Here Homer takes a very serene and innocent approach to the ocean, this time using very warm, sunny palette with bright, vivid greens and contrasts this with three young boys and a fisherman in warm reds and browns. Each one of these figures is doing something different, which adds visual interest. Homer's brushwork again is quick and scumbled in the greens and whites of the waves. He does not blend, but rather glazes and scumbles light atop of dark to achieve the depth and range of his values. The sky has a warm, mysterious quality that makes it difficult to know exactly what time of day it is...as if to suggest that this is almost dream-like, or a memory in itself. Homer's work revolves around movement, which makes his paintings easy to appreciate and experience.
Shepherdess Tending Sheep, ca.1878
In this watercolour Homer takes an unusual theme of a shepherdess—posing for the painting—and transforms this idyllic scene into a mesmerizing moment in time. Look at that sky. Homer defies the capabilities of the medium with those grays and an eerie glowing horizon. Homer uses warm tones in the greys, more green than grey, going against the usual instinct to paint a dramatic sky in the usual blue-purple hues. Instead, Homer makes the sky and the green earth below more similar than different, which is surreal. Rain is very near and yet neither the sheep nor the shepherdess seem to be concerned. Again, this has a dream-like quality that is difficult to put into words.
Long Branch, New Jersey, 1869
This composition almost has the feel of a David Lean film.
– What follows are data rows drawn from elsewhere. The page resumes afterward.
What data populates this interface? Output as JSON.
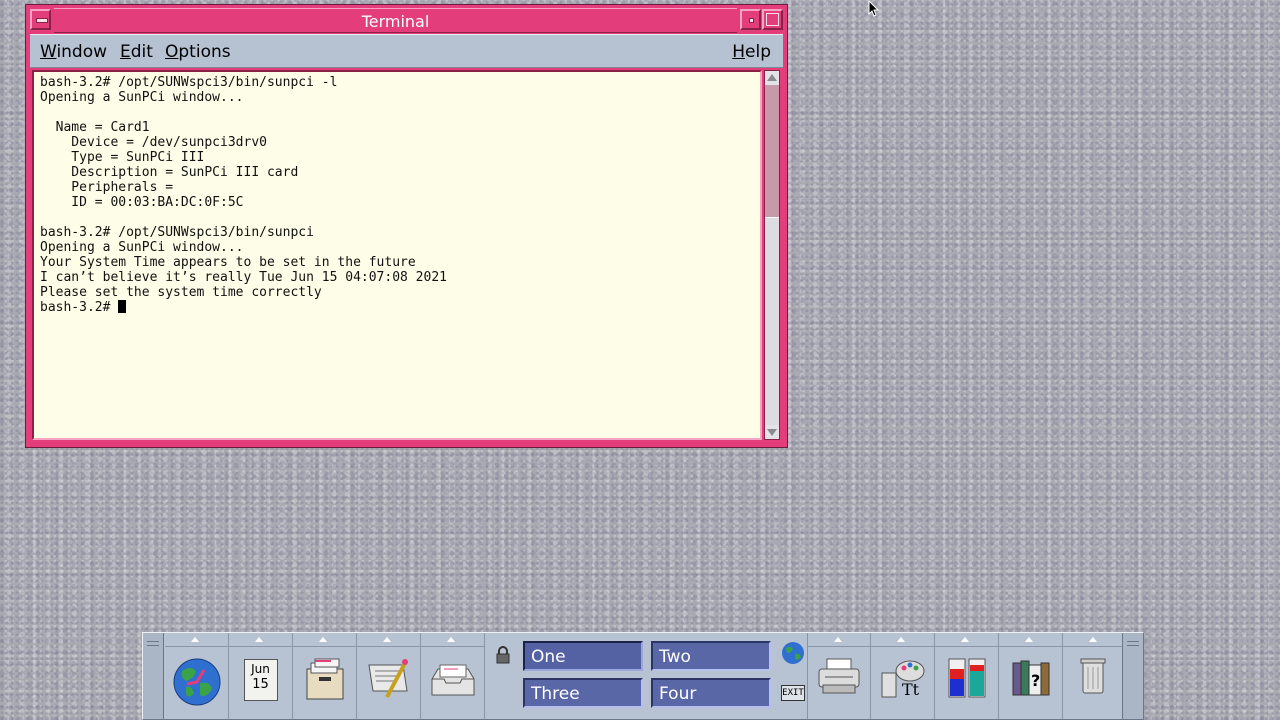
{
  "window": {
    "title": "Terminal",
    "menus": [
      {
        "label": "Window",
        "mnemonic": "W",
        "rest": "indow"
      },
      {
        "label": "Edit",
        "mnemonic": "E",
        "rest": "dit"
      },
      {
        "label": "Options",
        "mnemonic": "O",
        "rest": "ptions"
      }
    ],
    "help_menu": {
      "label": "Help",
      "mnemonic": "H",
      "rest": "elp"
    },
    "terminal_lines": [
      "bash-3.2# /opt/SUNWspci3/bin/sunpci -l",
      "Opening a SunPCi window...",
      "",
      "  Name = Card1",
      "    Device = /dev/sunpci3drv0",
      "    Type = SunPCi III",
      "    Description = SunPCi III card",
      "    Peripherals =",
      "    ID = 00:03:BA:DC:0F:5C",
      "",
      "bash-3.2# /opt/SUNWspci3/bin/sunpci",
      "Opening a SunPCi window...",
      "Your System Time appears to be set in the future",
      "I can’t believe it’s really Tue Jun 15 04:07:08 2021",
      "Please set the system time correctly"
    ],
    "prompt": "bash-3.2# "
  },
  "panel": {
    "calendar": {
      "month": "Jun",
      "day": "15"
    },
    "workspaces": [
      "One",
      "Two",
      "Three",
      "Four"
    ],
    "exit_label": "EXIT",
    "left_icons": [
      "globe-clock-icon",
      "calendar-icon",
      "file-manager-icon",
      "text-editor-icon",
      "mailer-icon"
    ],
    "right_icons": [
      "printer-icon",
      "style-manager-icon",
      "performance-meter-icon",
      "help-books-icon",
      "trash-icon"
    ]
  },
  "colors": {
    "window_frame": "#e33d7b",
    "menubar": "#b6c2d2",
    "terminal_bg": "#fefde8",
    "panel_bg": "#b7c3d3",
    "workspace_button": "#5a67a7"
  }
}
Homer chooses a wide-angle view of a warm summer afternoon at the beach, yet what captivates here is the use of warm tones. The sandy cliff contrasts seamlessly with the deep grass, and the sky itself has yellow glazes all over it. The two ladies, one holding her umbrella up, the other down proves an amusing counterpoint and draws us into the scene, where the breeze ruffles their long dresses and frilly necklaces. Homer also paints all of the background figures with a sense of movement or simple action with subtle variation of tonality and color while using the umbrella as a motif since this was what people did before sunglasses were invented. Homer has an uncanny ability to make the mundane into something that makes us feel like we are standing there, in his shoes...observing what is happening.
Summer Night, 1890
This is such a fun painting yet against that incredible backdrop of the sea at night...the way Homer paints those bright highlights in the water so loosely yet so accurate that we forget we are looking at a painting. The four figures in silhouette watch the ocean with fascination while the two women dance in the foreground to some kind of light source as if by spotlight...the scene has the spontaneity of a camera, and very well may have been photographed. The waves seem to dance themselves. That distant grey-blue night sky balances the busy foreground, and in the end this painting is all about some people having fun at night at the beach...yet somehow more than that. Homer seems to be saying that we all appreciate things differently and that while some observe, some need to be observed themselves, while the sky itself is like a giant backdrop in this outdoor play.
Homer was a unique painter that recorded his world and nature by immersing us into it, using all of the senses...reminding us to appreciate how fleeting time is. Every element in the painting serves this gentle reminder, even the loose brushstrokes...that appreciation of the moment, is not just art but life.